═════ Available records

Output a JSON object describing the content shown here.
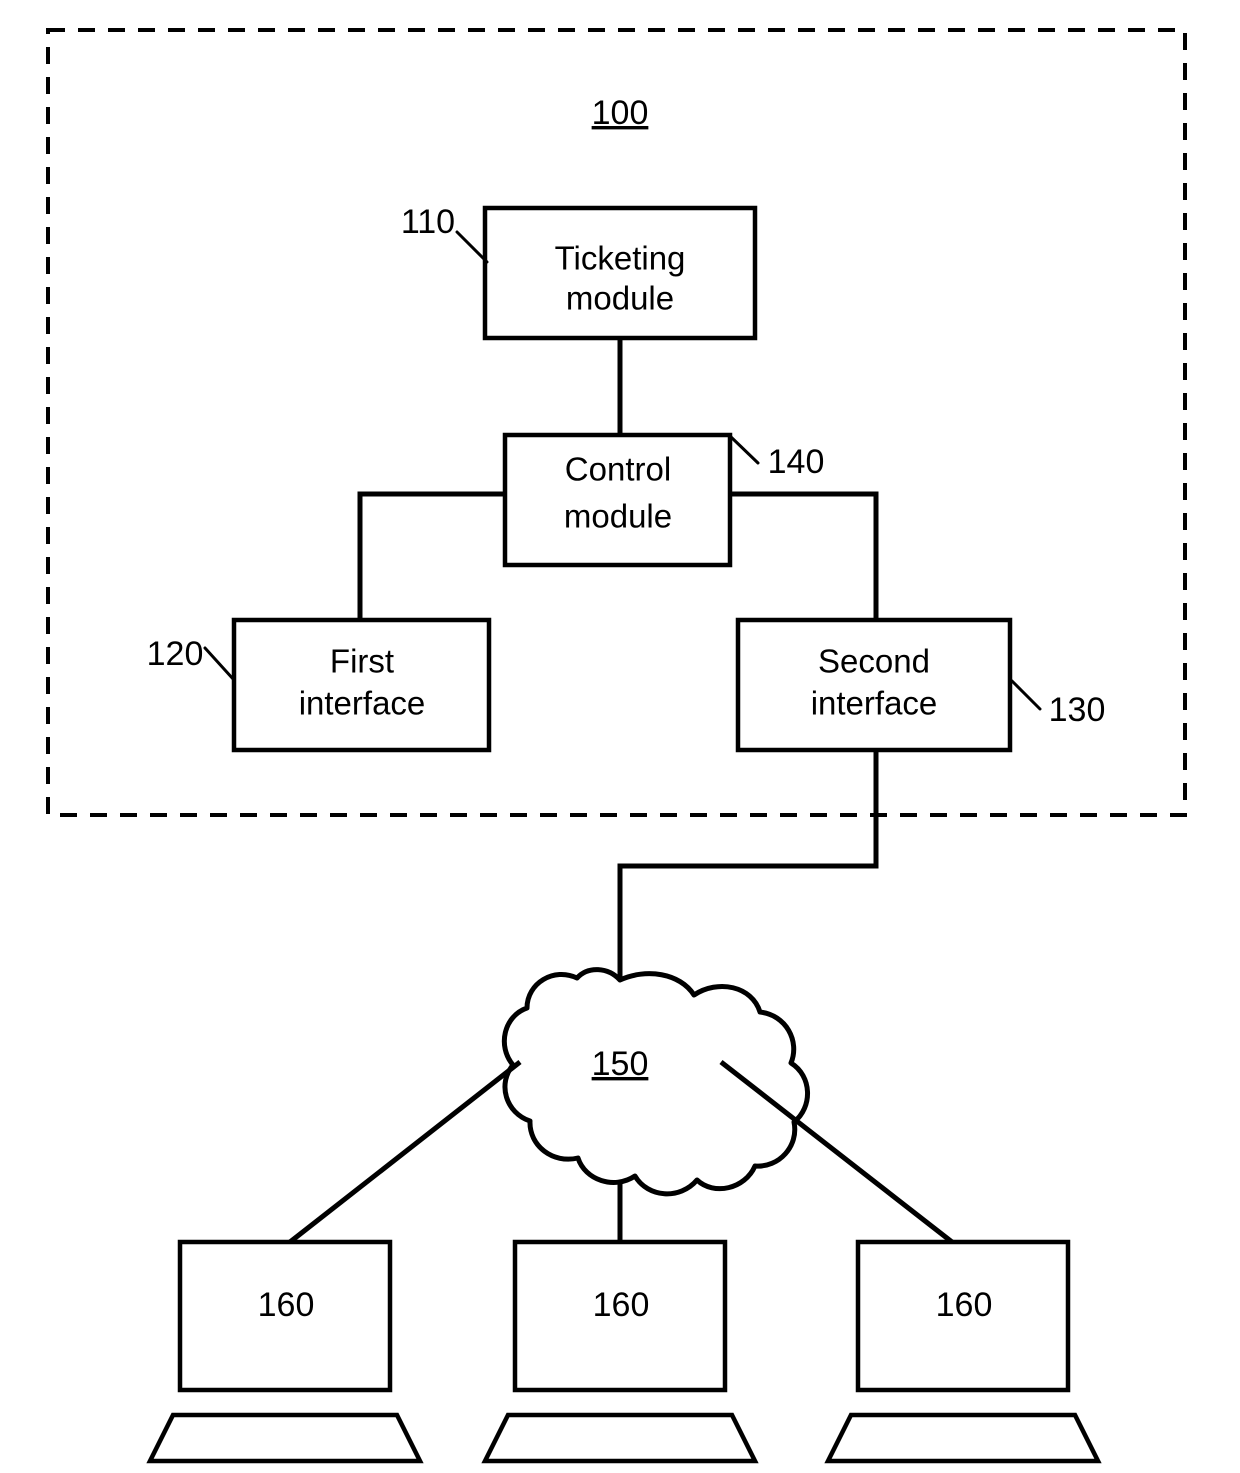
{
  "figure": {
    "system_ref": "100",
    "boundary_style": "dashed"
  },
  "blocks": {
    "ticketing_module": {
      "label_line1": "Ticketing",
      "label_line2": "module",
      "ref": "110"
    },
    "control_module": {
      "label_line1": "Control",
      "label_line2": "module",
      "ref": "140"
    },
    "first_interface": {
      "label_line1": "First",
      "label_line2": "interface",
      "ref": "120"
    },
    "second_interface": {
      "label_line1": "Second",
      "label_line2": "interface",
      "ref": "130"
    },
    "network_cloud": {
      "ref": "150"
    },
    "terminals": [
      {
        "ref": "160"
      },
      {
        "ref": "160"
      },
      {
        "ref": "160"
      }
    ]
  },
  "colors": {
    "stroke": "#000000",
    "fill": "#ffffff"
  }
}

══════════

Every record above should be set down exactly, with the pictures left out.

(Result):
Output a JSON object describing the content shown here.
{
  "figure": {
    "system_ref": "100",
    "boundary_style": "dashed"
  },
  "blocks": {
    "ticketing_module": {
      "label_line1": "Ticketing",
      "label_line2": "module",
      "ref": "110"
    },
    "control_module": {
      "label_line1": "Control",
      "label_line2": "module",
      "ref": "140"
    },
    "first_interface": {
      "label_line1": "First",
      "label_line2": "interface",
      "ref": "120"
    },
    "second_interface": {
      "label_line1": "Second",
      "label_line2": "interface",
      "ref": "130"
    },
    "network_cloud": {
      "ref": "150"
    },
    "terminals": [
      {
        "ref": "160"
      },
      {
        "ref": "160"
      },
      {
        "ref": "160"
      }
    ]
  },
  "colors": {
    "stroke": "#000000",
    "fill": "#ffffff"
  }
}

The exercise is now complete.